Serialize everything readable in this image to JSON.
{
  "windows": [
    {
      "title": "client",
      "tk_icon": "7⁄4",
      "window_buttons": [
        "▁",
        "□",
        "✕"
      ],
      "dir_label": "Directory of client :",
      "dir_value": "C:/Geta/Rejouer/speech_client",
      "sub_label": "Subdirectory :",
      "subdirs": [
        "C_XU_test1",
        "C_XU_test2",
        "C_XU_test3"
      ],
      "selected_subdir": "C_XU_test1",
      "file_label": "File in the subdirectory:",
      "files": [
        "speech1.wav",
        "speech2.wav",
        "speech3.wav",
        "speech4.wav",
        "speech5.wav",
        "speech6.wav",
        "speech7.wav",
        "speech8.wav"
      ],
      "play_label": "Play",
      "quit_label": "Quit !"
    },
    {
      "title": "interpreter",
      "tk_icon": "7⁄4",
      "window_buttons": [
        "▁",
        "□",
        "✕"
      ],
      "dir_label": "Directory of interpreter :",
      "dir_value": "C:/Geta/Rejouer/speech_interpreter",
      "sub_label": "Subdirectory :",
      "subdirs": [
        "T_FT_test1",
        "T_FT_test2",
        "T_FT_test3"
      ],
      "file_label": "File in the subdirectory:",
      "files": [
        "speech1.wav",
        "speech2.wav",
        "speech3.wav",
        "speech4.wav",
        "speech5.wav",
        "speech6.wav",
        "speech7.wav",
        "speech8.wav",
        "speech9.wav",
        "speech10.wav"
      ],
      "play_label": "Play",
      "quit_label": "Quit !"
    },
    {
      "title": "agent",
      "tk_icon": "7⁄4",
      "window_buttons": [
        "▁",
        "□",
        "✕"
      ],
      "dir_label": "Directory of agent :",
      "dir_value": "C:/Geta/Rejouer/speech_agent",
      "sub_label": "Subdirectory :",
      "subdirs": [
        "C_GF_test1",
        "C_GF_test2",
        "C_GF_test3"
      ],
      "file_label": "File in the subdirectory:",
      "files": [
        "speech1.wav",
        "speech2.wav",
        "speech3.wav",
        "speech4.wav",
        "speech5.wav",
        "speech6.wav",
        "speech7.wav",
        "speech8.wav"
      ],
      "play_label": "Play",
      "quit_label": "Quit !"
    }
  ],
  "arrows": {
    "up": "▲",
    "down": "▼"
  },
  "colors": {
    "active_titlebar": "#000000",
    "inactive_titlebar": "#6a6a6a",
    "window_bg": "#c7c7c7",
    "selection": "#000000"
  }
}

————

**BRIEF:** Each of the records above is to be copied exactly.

**ANSWER SPACE:**
Serialize everything readable in this image to JSON.
{
  "windows": [
    {
      "title": "client",
      "tk_icon": "7⁄4",
      "window_buttons": [
        "▁",
        "□",
        "✕"
      ],
      "dir_label": "Directory of client :",
      "dir_value": "C:/Geta/Rejouer/speech_client",
      "sub_label": "Subdirectory :",
      "subdirs": [
        "C_XU_test1",
        "C_XU_test2",
        "C_XU_test3"
      ],
      "selected_subdir": "C_XU_test1",
      "file_label": "File in the subdirectory:",
      "files": [
        "speech1.wav",
        "speech2.wav",
        "speech3.wav",
        "speech4.wav",
        "speech5.wav",
        "speech6.wav",
        "speech7.wav",
        "speech8.wav"
      ],
      "play_label": "Play",
      "quit_label": "Quit !"
    },
    {
      "title": "interpreter",
      "tk_icon": "7⁄4",
      "window_buttons": [
        "▁",
        "□",
        "✕"
      ],
      "dir_label": "Directory of interpreter :",
      "dir_value": "C:/Geta/Rejouer/speech_interpreter",
      "sub_label": "Subdirectory :",
      "subdirs": [
        "T_FT_test1",
        "T_FT_test2",
        "T_FT_test3"
      ],
      "file_label": "File in the subdirectory:",
      "files": [
        "speech1.wav",
        "speech2.wav",
        "speech3.wav",
        "speech4.wav",
        "speech5.wav",
        "speech6.wav",
        "speech7.wav",
        "speech8.wav",
        "speech9.wav",
        "speech10.wav"
      ],
      "play_label": "Play",
      "quit_label": "Quit !"
    },
    {
      "title": "agent",
      "tk_icon": "7⁄4",
      "window_buttons": [
        "▁",
        "□",
        "✕"
      ],
      "dir_label": "Directory of agent :",
      "dir_value": "C:/Geta/Rejouer/speech_agent",
      "sub_label": "Subdirectory :",
      "subdirs": [
        "C_GF_test1",
        "C_GF_test2",
        "C_GF_test3"
      ],
      "file_label": "File in the subdirectory:",
      "files": [
        "speech1.wav",
        "speech2.wav",
        "speech3.wav",
        "speech4.wav",
        "speech5.wav",
        "speech6.wav",
        "speech7.wav",
        "speech8.wav"
      ],
      "play_label": "Play",
      "quit_label": "Quit !"
    }
  ],
  "arrows": {
    "up": "▲",
    "down": "▼"
  },
  "colors": {
    "active_titlebar": "#000000",
    "inactive_titlebar": "#6a6a6a",
    "window_bg": "#c7c7c7",
    "selection": "#000000"
  }
}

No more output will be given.